_TASK_. Print the whole listing again exactly, keeping no pictures in it.

_INPUT MATERIAL_.
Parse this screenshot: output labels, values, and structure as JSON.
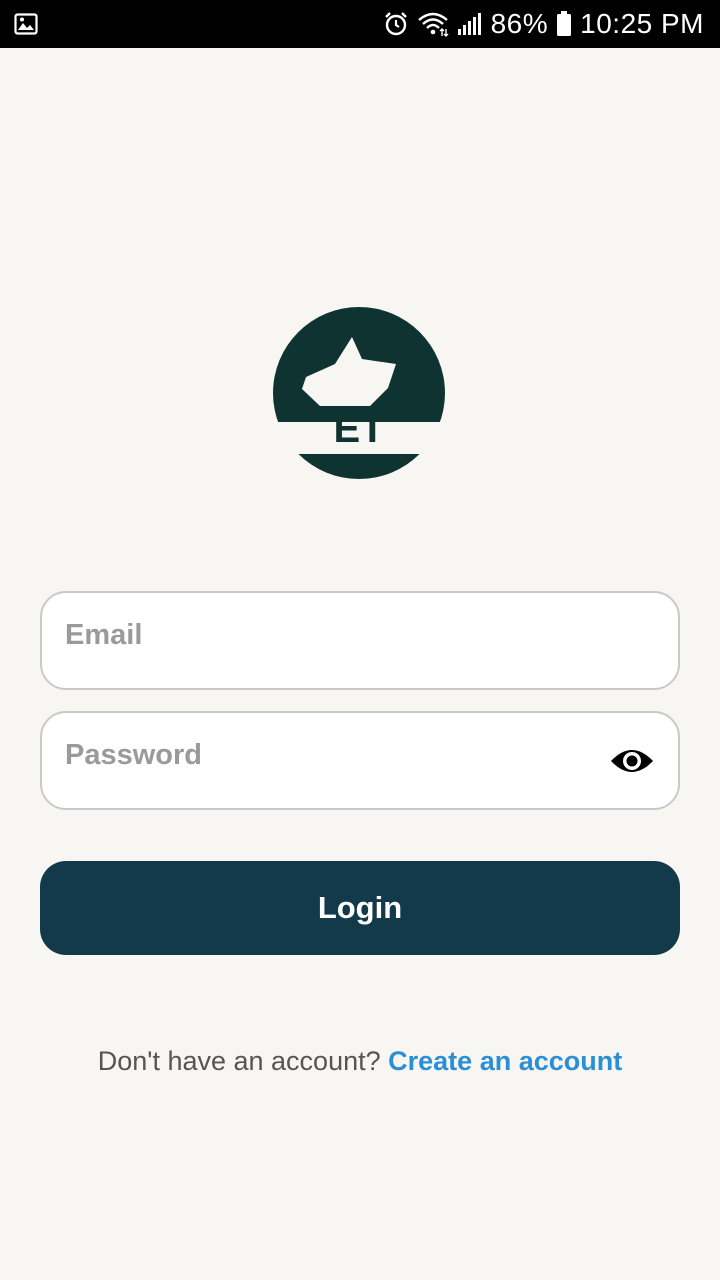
{
  "status_bar": {
    "battery": "86%",
    "time": "10:25 PM",
    "icons": [
      "image-icon",
      "alarm-icon",
      "wifi-icon",
      "signal-icon",
      "battery-icon"
    ]
  },
  "logo": {
    "text": "ET",
    "color": "#0f3331"
  },
  "form": {
    "email_placeholder": "Email",
    "password_placeholder": "Password",
    "password_toggle_icon": "eye-icon"
  },
  "login_button": {
    "label": "Login",
    "color": "#133a4a"
  },
  "signup": {
    "prompt": "Don't have an account?",
    "link_label": "Create an account",
    "link_color": "#2a8fd6"
  }
}
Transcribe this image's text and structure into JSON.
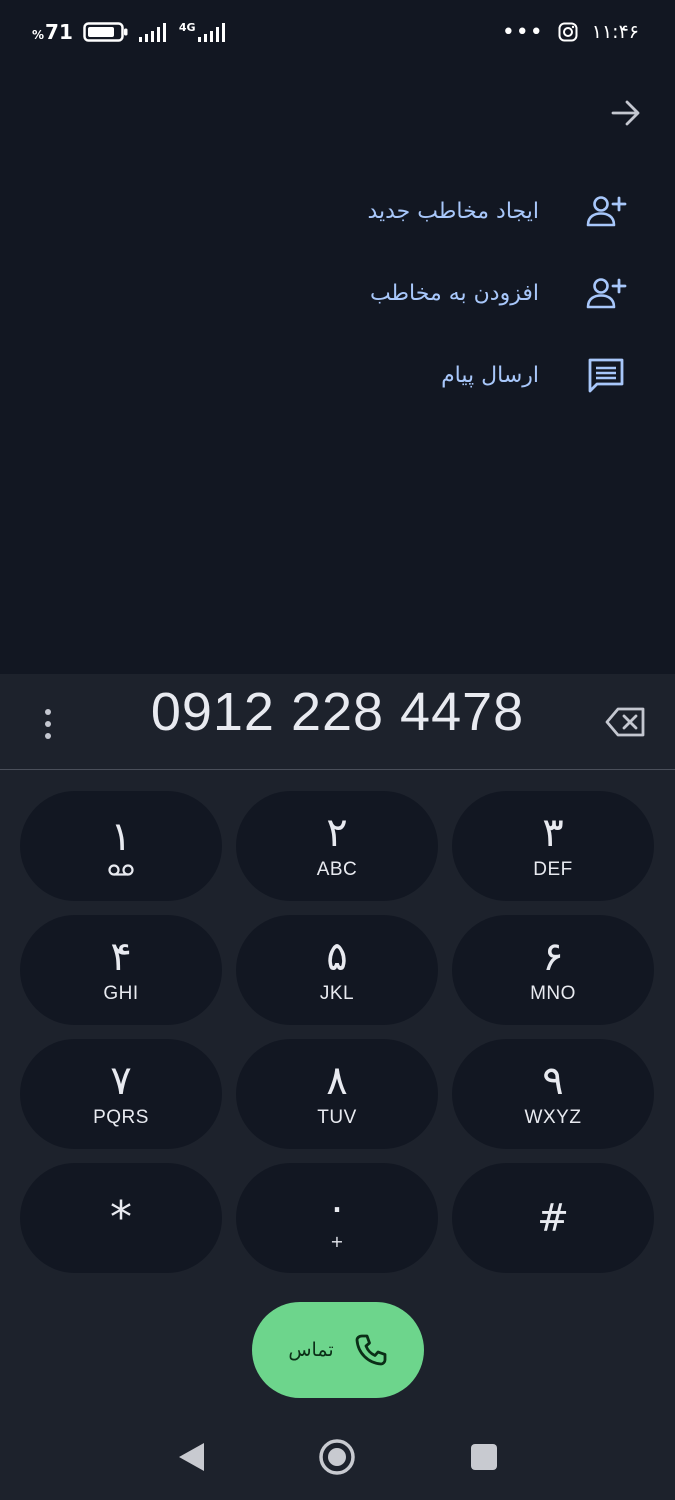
{
  "status_bar": {
    "battery_percent_sign": "%",
    "battery_level": "71",
    "network_type": "4G",
    "overflow_indicator": "•••",
    "time": "۱۱:۴۶"
  },
  "actions": [
    {
      "label": "ایجاد مخاطب جدید",
      "icon": "person-add-icon"
    },
    {
      "label": "افزودن به مخاطب",
      "icon": "person-add-icon"
    },
    {
      "label": "ارسال پیام",
      "icon": "message-icon"
    }
  ],
  "dialer": {
    "number": "0912 228 4478",
    "keys": [
      {
        "digit": "۱",
        "letters": ""
      },
      {
        "digit": "۲",
        "letters": "ABC"
      },
      {
        "digit": "۳",
        "letters": "DEF"
      },
      {
        "digit": "۴",
        "letters": "GHI"
      },
      {
        "digit": "۵",
        "letters": "JKL"
      },
      {
        "digit": "۶",
        "letters": "MNO"
      },
      {
        "digit": "۷",
        "letters": "PQRS"
      },
      {
        "digit": "۸",
        "letters": "TUV"
      },
      {
        "digit": "۹",
        "letters": "WXYZ"
      },
      {
        "digit": "*",
        "letters": ""
      },
      {
        "digit": "۰",
        "letters": "+"
      },
      {
        "digit": "#",
        "letters": ""
      }
    ],
    "call_label": "تماس"
  },
  "colors": {
    "background": "#121722",
    "dialer_panel": "#1d222c",
    "accent_text": "#a8c7fa",
    "call_button": "#6dd58c"
  }
}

_TASK ANSWER_.
Parse this screenshot: output labels, values, and structure as JSON.
{
  "status_bar": {
    "battery": "86%",
    "time": "10:25 PM",
    "icons": [
      "image-icon",
      "alarm-icon",
      "wifi-icon",
      "signal-icon",
      "battery-icon"
    ]
  },
  "logo": {
    "text": "ET",
    "color": "#0f3331"
  },
  "form": {
    "email_placeholder": "Email",
    "password_placeholder": "Password",
    "password_toggle_icon": "eye-icon"
  },
  "login_button": {
    "label": "Login",
    "color": "#133a4a"
  },
  "signup": {
    "prompt": "Don't have an account?",
    "link_label": "Create an account",
    "link_color": "#2a8fd6"
  }
}
Transcribe this image's text and structure into JSON.
{
  "status_bar": {
    "battery_percent_sign": "%",
    "battery_level": "71",
    "network_type": "4G",
    "overflow_indicator": "•••",
    "time": "۱۱:۴۶"
  },
  "actions": [
    {
      "label": "ایجاد مخاطب جدید",
      "icon": "person-add-icon"
    },
    {
      "label": "افزودن به مخاطب",
      "icon": "person-add-icon"
    },
    {
      "label": "ارسال پیام",
      "icon": "message-icon"
    }
  ],
  "dialer": {
    "number": "0912 228 4478",
    "keys": [
      {
        "digit": "۱",
        "letters": ""
      },
      {
        "digit": "۲",
        "letters": "ABC"
      },
      {
        "digit": "۳",
        "letters": "DEF"
      },
      {
        "digit": "۴",
        "letters": "GHI"
      },
      {
        "digit": "۵",
        "letters": "JKL"
      },
      {
        "digit": "۶",
        "letters": "MNO"
      },
      {
        "digit": "۷",
        "letters": "PQRS"
      },
      {
        "digit": "۸",
        "letters": "TUV"
      },
      {
        "digit": "۹",
        "letters": "WXYZ"
      },
      {
        "digit": "*",
        "letters": ""
      },
      {
        "digit": "۰",
        "letters": "+"
      },
      {
        "digit": "#",
        "letters": ""
      }
    ],
    "call_label": "تماس"
  },
  "colors": {
    "background": "#121722",
    "dialer_panel": "#1d222c",
    "accent_text": "#a8c7fa",
    "call_button": "#6dd58c"
  }
}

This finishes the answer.